Wire timing right for Kurt Gidley


Warrington’s signing for 2016 Kurt Gidley believes the time was right for him to experience Super League and leave Australia after 15 years with the Newcastle Knights.

Gidley debuted for the Knights in 2001 and spent his whole NRL career there, eventually rising to captain the club in 2009.

Gidley’s older brother, Matt, had four years at St Helens and scored 48 tries in 123 appearances. The 33-year old is hoping to emulate the feat of his brother and close friends and former teammates Andrew Johns and Danny Buderus, who all had spells in Super League.

“Matt had a great time at St Helens, he had some really good success there and made some great mates,” Gidley said.

“He signed for two years and stayed for four so that shows how much he enjoyed it.

Danny Buderus is one of my closest mates and he had a great time at Leeds also.

“I’ve been here to the UK four times, two times playing and two times on holiday. I’ve played footy here a couple of times.

“I love the history about the place to start with, doing the touristy parts of the UK and Europe.

“So all that was pretty appealing for me to come back, but also it brings a new challenge football-wise for me.”

Gidley played in the 2002 World Club Challenge against Bradford and also represented Australia in the 2009 Four Nations, which was played on British soil.

The fullback has tremendous experience in the NRL,  and at Origin and international level, and hopes to bring his leadership and wisdom to the Wolves.

“I’ve always been enthusiastic, I’ve always been a good communicator around teams,” Gidley said.

“[I’ll] hopefully motivate guys on the field and around training, bring some leadership.

“All those little bits and pieces have been part of my personality my whole career.”

A Newcastle junior and one-time apprentice butcher, Gidley became part of the furniture at Hunter Stadium because of his long service.

He was there with the transition at end of the Andrew Johns era, and Brian Smith’s controversial time in charge, and then the rocky recent period under the ownership of Nathan Tinkler and with Wayne Bennett as coach.

The Knights endured a disastrous 2015 season, finishing with the wooden spoon with just eight wins from 24 matches.

Head coach Rick Stone was sacked with Nathan Brown to replace him at the helm in 2016.

Gidley believes now was the right time for him to leave Newcastle.

“I didn’t want to stand in the way of some of the younger guys that have been coming through the grades and deserve to play first-grade,” he said.

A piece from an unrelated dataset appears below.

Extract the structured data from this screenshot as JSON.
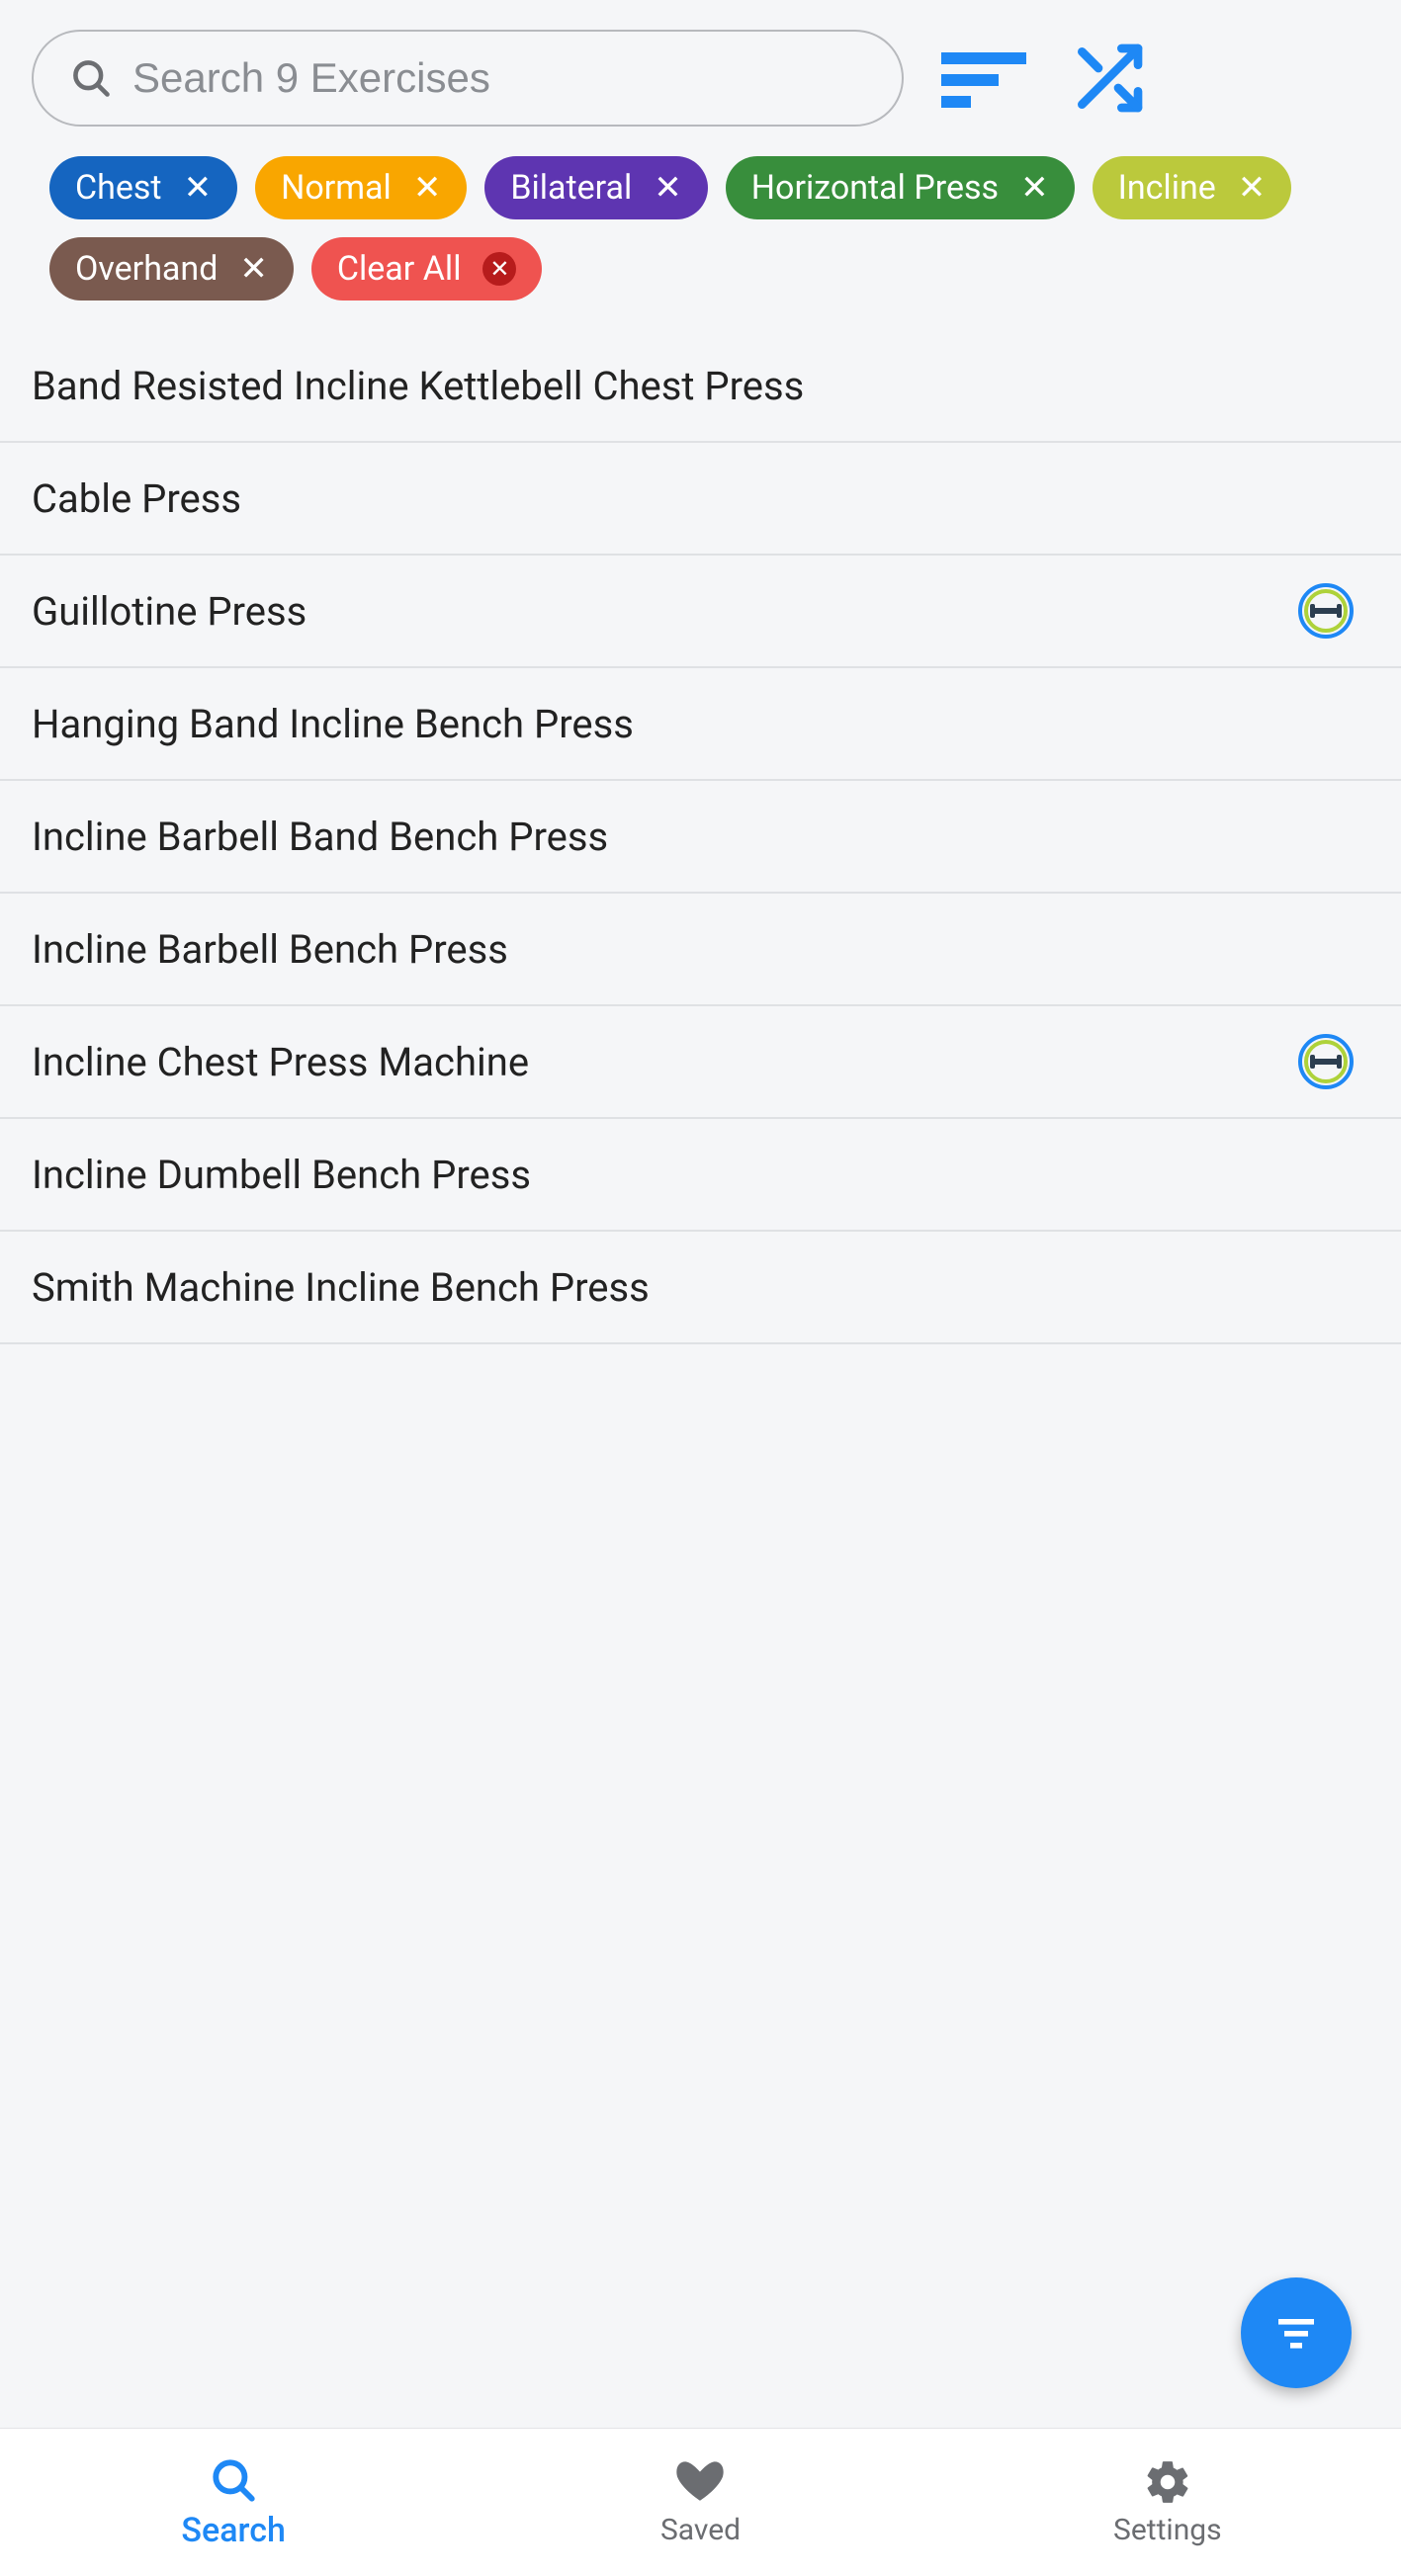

“For me, it was time to move on and time to experience a new club, new teammates, new staff and in a whole different country.

“It was not exactly the way I wanted to finish with some of the things that happened this year, and with the results we had it was a pretty poor season.

“But that’s in the past now and nothing can be changed there.

“I still finished on the way that I wanted to, I didn’t have to retire through injury.

“I played with 250th game at home and had some great memories on that.

“There’s some great young players at Newcastle and that was part of my reason that it was time to move on.

“Let the next generation come through and the fans to support those guys.”

Gidley, who can fill in at fullback, scrum-half and stand-off, is excited about joining Warrington and playing in front of a packed Halliwell Jones Stadium.

The veteran is keen to play for the next two years, which is a one-year contract with the option of a second year.

“It’s great to play in front of huge crowds back in Australia but they don’t just have the same… they’re definitely passionate, it’s just a different feel over here,” he said.

“I guess it comes from a different culture. They make up songs, good and bad, and that’s all part of the passion that they show.”